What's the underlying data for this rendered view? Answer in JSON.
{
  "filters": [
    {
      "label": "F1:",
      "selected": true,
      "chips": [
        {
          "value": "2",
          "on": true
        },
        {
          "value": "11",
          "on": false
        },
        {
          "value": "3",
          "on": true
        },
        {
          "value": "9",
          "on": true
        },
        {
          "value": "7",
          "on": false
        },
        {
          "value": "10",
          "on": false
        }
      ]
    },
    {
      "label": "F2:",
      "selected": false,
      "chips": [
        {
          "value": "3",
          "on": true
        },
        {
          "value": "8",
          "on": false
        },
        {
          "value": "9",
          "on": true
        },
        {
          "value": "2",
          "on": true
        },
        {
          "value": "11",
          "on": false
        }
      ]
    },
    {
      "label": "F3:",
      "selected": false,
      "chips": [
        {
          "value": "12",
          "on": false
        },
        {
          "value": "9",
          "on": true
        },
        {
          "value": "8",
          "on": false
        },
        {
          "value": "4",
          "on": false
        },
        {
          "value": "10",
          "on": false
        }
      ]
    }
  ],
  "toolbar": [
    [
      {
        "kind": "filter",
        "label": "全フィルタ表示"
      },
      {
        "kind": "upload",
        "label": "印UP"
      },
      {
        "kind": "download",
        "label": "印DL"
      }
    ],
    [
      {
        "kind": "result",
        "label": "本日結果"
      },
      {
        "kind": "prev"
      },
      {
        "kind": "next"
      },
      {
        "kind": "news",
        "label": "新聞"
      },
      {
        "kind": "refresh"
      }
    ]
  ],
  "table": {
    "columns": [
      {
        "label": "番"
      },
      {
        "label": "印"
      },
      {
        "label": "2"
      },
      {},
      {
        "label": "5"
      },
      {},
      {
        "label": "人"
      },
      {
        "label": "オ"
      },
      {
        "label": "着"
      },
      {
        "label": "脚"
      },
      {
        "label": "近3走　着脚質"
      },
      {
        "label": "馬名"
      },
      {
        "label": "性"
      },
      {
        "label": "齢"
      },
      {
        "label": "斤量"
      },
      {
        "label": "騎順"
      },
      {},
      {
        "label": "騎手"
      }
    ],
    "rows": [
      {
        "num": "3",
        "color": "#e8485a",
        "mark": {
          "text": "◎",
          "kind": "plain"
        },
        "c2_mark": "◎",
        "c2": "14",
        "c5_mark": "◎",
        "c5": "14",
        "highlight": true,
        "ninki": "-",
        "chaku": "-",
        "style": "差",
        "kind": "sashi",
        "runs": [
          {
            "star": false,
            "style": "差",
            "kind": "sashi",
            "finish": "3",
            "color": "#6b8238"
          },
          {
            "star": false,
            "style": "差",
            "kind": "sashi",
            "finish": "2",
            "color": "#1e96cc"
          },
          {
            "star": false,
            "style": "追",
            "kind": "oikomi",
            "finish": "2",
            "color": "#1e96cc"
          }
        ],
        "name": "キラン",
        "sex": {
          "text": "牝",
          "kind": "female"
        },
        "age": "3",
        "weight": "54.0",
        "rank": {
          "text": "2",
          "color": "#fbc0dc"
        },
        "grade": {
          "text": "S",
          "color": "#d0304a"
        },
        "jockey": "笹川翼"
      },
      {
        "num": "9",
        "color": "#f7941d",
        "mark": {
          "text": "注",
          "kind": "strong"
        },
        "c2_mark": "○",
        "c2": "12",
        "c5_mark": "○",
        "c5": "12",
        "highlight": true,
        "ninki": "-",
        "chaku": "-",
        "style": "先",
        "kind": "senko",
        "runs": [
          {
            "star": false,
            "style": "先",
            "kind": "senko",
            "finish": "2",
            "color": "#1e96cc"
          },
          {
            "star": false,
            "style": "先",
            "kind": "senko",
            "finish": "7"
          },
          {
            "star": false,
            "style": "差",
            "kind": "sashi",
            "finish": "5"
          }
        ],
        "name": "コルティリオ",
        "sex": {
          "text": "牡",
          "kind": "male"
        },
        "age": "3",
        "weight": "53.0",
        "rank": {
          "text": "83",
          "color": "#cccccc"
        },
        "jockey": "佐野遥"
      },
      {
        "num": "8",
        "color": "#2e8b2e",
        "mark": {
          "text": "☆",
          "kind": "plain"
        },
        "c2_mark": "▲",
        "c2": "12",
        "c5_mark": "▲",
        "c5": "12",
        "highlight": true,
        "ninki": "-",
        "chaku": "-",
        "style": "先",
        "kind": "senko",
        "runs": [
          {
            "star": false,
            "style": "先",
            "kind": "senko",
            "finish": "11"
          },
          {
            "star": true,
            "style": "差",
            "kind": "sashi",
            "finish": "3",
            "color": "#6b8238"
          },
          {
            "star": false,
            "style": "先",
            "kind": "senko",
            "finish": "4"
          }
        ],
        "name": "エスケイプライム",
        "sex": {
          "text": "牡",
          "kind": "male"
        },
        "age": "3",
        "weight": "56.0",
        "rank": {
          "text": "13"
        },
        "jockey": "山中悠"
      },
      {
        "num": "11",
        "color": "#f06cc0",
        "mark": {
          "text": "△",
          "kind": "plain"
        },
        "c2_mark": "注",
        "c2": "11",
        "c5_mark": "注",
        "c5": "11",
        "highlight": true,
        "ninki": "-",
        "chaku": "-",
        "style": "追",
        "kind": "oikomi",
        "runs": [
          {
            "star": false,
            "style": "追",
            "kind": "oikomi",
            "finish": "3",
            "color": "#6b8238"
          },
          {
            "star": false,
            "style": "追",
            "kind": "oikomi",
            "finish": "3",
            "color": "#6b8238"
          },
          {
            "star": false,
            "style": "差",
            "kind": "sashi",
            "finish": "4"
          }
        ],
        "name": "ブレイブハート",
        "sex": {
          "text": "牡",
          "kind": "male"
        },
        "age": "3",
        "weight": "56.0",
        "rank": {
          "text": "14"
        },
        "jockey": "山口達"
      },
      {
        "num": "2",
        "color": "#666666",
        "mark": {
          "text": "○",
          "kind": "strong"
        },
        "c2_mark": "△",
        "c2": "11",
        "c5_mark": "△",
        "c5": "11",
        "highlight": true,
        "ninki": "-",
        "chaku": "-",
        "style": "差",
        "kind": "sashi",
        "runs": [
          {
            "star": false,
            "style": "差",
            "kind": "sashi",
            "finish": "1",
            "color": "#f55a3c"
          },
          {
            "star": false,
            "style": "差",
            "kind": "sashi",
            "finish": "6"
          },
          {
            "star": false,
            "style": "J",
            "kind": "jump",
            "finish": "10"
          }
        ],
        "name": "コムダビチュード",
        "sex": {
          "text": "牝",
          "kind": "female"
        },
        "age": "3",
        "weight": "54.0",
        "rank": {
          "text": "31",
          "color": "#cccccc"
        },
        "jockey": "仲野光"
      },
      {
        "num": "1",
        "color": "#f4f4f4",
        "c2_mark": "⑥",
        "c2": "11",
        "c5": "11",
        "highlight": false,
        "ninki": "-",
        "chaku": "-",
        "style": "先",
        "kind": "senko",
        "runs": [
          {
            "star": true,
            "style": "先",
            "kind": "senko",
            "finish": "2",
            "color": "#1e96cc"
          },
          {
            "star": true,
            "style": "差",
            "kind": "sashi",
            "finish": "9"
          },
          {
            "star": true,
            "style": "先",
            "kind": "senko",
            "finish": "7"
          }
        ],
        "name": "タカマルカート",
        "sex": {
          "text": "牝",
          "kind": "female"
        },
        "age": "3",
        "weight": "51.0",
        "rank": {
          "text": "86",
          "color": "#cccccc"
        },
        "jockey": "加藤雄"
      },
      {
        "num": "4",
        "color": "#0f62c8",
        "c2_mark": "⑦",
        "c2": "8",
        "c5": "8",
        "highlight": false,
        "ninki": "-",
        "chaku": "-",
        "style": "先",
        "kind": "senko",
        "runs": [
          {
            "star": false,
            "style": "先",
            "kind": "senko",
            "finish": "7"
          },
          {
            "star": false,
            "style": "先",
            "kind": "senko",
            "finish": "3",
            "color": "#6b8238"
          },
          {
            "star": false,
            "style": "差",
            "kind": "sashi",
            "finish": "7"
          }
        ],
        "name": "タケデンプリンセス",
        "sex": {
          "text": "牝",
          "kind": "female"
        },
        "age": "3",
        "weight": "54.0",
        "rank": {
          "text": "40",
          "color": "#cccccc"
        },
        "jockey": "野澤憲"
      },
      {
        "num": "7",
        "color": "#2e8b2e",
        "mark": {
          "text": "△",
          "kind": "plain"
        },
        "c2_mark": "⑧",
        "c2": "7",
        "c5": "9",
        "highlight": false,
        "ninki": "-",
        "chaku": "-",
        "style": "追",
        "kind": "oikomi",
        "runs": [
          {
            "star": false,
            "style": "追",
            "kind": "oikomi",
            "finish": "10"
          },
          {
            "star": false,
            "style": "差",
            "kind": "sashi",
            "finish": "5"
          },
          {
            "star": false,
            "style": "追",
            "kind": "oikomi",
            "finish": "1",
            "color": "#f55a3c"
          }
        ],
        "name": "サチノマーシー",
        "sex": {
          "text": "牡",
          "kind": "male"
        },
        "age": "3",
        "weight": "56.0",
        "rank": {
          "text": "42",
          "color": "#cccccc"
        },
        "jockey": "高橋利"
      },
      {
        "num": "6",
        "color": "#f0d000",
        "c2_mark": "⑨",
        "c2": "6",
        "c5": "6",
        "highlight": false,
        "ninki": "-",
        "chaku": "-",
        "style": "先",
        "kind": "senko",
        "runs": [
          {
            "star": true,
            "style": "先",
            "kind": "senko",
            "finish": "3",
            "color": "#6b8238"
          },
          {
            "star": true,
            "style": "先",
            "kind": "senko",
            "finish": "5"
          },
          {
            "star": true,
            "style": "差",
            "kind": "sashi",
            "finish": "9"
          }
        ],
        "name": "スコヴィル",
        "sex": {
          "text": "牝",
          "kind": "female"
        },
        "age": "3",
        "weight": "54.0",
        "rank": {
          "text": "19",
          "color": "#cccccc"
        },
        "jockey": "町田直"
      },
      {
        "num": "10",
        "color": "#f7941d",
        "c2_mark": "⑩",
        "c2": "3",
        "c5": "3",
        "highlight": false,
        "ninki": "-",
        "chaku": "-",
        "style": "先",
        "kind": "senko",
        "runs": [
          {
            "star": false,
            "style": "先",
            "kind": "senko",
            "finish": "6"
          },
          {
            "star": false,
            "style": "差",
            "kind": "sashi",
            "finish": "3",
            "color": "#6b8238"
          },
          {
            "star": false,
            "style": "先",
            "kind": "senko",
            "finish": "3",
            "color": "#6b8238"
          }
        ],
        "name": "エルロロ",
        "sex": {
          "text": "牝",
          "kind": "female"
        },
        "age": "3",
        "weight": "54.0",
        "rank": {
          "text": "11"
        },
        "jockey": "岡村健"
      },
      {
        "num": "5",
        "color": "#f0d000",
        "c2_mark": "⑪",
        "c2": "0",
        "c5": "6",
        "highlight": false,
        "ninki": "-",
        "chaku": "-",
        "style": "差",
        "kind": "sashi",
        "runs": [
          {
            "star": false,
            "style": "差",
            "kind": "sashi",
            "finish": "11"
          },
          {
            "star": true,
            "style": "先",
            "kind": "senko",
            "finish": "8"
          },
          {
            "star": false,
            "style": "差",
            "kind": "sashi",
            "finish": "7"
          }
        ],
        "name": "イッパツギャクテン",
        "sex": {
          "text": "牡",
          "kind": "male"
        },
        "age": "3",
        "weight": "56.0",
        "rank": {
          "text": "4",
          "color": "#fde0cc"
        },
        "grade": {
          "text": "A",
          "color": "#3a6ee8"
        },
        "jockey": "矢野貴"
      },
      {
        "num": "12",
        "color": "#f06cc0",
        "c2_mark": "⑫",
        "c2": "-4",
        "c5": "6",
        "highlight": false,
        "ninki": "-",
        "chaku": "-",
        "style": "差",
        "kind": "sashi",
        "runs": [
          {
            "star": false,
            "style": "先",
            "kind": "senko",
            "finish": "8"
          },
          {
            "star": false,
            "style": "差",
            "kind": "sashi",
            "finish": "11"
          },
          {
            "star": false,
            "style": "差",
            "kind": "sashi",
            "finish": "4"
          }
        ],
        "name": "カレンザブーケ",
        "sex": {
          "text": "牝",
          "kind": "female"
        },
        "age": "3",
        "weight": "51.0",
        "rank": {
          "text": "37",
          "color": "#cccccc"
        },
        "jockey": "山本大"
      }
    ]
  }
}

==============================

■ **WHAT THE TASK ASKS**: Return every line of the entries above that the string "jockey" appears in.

■ **RESPONSE**:
        "jockey": "笹川翼"
        "jockey": "佐野遥"
        "jockey": "山中悠"
        "jockey": "山口達"
        "jockey": "仲野光"
        "jockey": "加藤雄"
        "jockey": "野澤憲"
        "jockey": "高橋利"
        "jockey": "町田直"
        "jockey": "岡村健"
        "jockey": "矢野貴"
        "jockey": "山本大"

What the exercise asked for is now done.